This was what old Elias and generations of Friends before him had to say about the atonement. But what did the Wilburites themselves say about the matter? Were they quiet, and content to let the Orthodox thump their canes and carry the flag of Quakerism back 150 years into the Protestant camp of it had left behind? Because, after all, the Orthodox view was essentially Protestant in nature, and would come to another crisis in the Second Separation in just a few more years.

In fact, the Wilburites weren’t shy about expressing their view that the outward atonement was insufficient by itself to provide salvation:

In attempting to counteract the sorrowful effects resulting from a denial of the benefits which accrue to mankind from the sufferings and death of Christ, as the propitiation for the sins of the whole world, the subject has been pressed so far as to give the countenance to the idea that Christ has paid the debt and done the work for us, without us; and that by a profession of faith in and reliance upon him, as their atonement and righteousness, the ungodly may be justified without experiencing sanctification through the power of the Holy Spirit.


There is hence a danger of separating what our blessed Lord has done for us, without us, from what it is indispensible to experience him to do for us within us; and of thinking that a man may be a true Christian because of religious belief, and without his doing the will of God through submission to the power of the cross of Christ.

This was a major point upon which the Wilburites differed from the Orthodox, and could hardly be put more clearly: Christ’s material death, alone, was not sufficient to ensure salvation—he required something more from us than merely showing up, so to speak. The Wilburites explicitly denied the Protestant belief that the death of Christ imputed sufficient righteousness to the faithful, and warned against the hazard of believing in it:

Is it not possible for persons who have been educated in the belief that Christ has suffered in their stead, the penalty due to their sins, and that they are saved by his imputed righteousness, to place their whole reliance for their salvation on his sacrifice, and to conclude that they are perfectly safe, while they are rejecting the visitations and requisitions of his Spirit, and are no better than nominal believers of the truths of the Gospel? Can such a literal belief make them participants of the body and blood of Christ, while they know nothing of the power of his resurrection and the fellowship of his sufferings, not having been made conformable to his death?

Pretty plain speech for 19th century Wilburites, and hard core Barclay, as well. The atonement is the overture that precedes the performance. It is Christ knocking at the door, where he waits, ready to enter. But the actual putting on of Christ is what does the trick: the subsequent washing and sanctification is where the justification comes in.

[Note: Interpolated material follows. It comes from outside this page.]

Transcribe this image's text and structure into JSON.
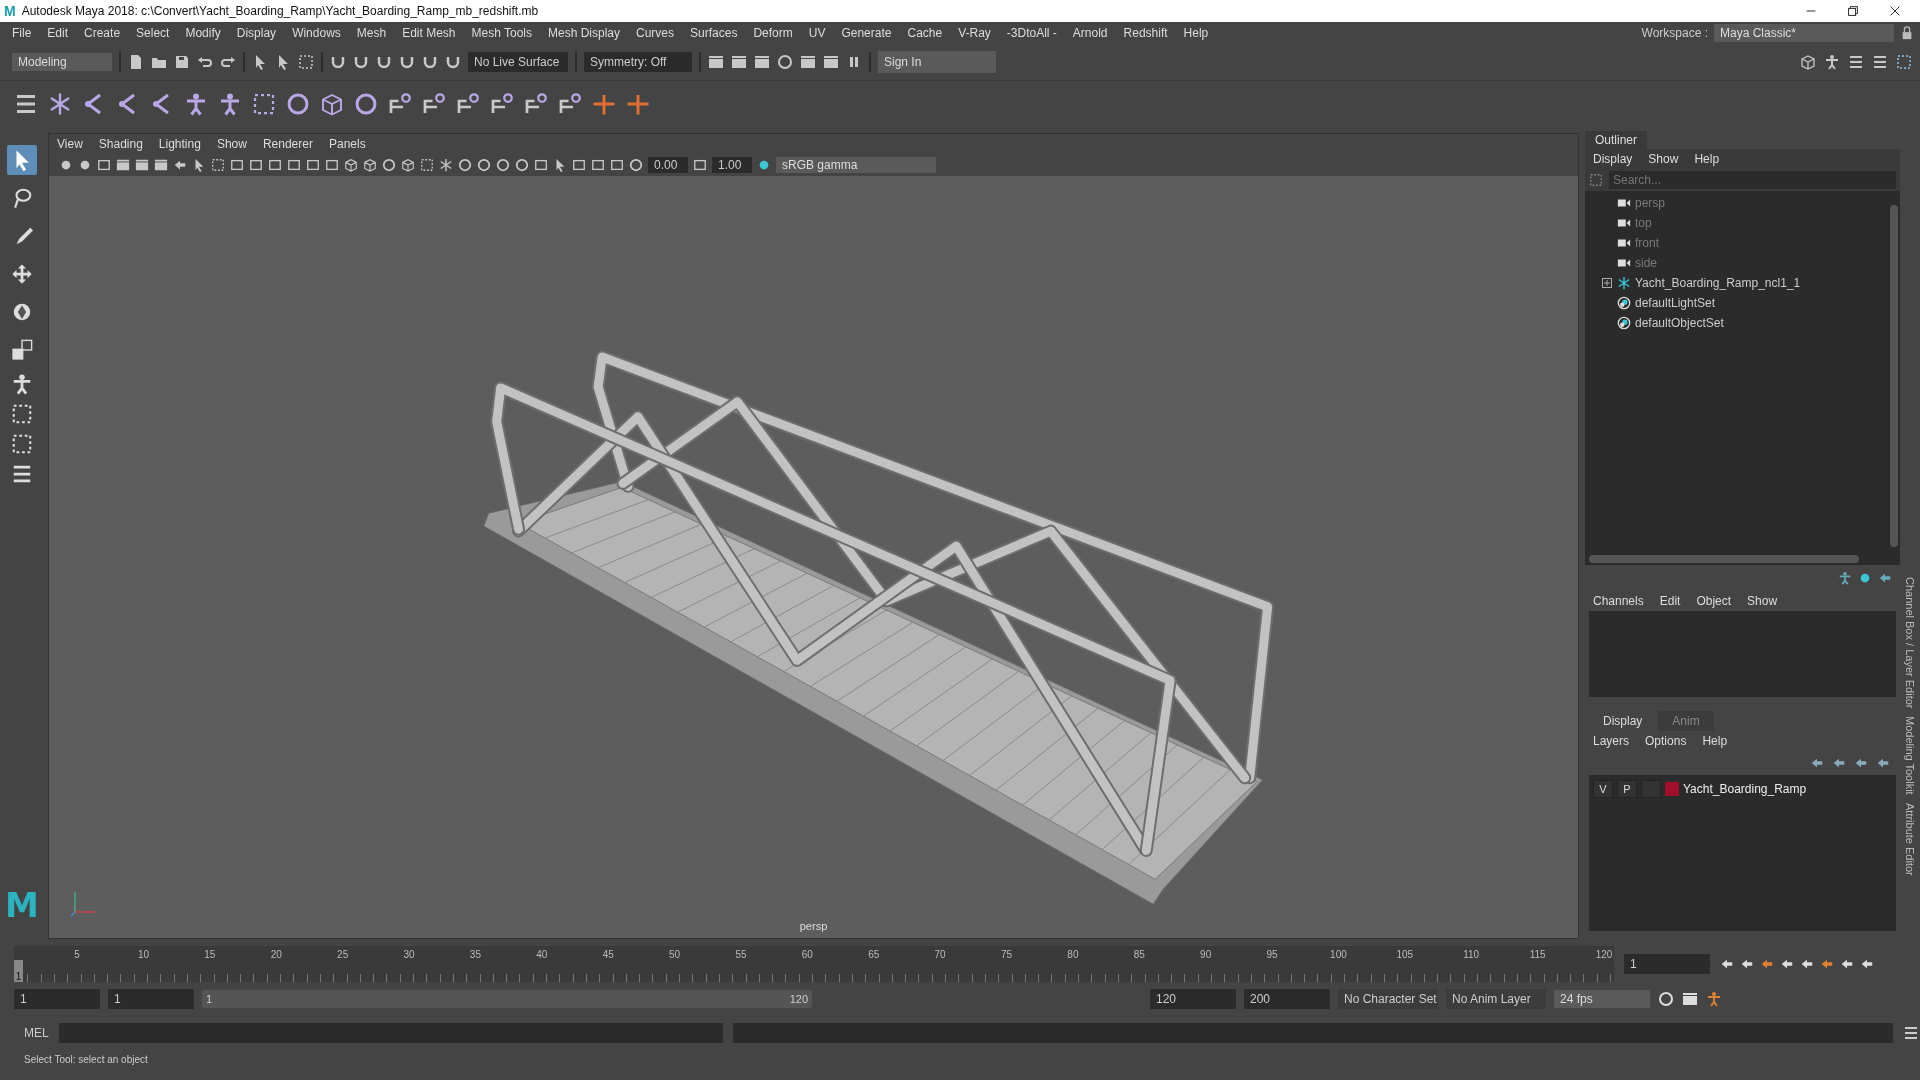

This two-part view of the work of the historical Christ and the Inward Christ is one that Conservative Friends today sometimes lose sight of. Although we descend from the Wilburites, many of our modern beliefs seem more similar to those of the Orthodox who separated from us than those of the earlier Friends and of the Wilburites who tried to conserve their message. Many of our members seem unaware of the changes and as a result don’t see a difference today between the beliefs of our spiritual ancestors and those who took the Protestant path instead.

But I believe that the original Friends had it right, and that the Wilburite view had it right as well.

Perhaps it’s time to abandon the Conservative reticence to talk about these things, and to spend some time in contemplating just where we came from, where we are now, and where we’re going. Because doing the will of Jesus Christ is what’s it’s all about, I think. And troubled though our beginning was in the 19th century, when it comes to what God expects from us, I think the Wilburites mostly got it right.

And even old Elias Hicks, troublemaker as he so often was, mostly got this one right, too.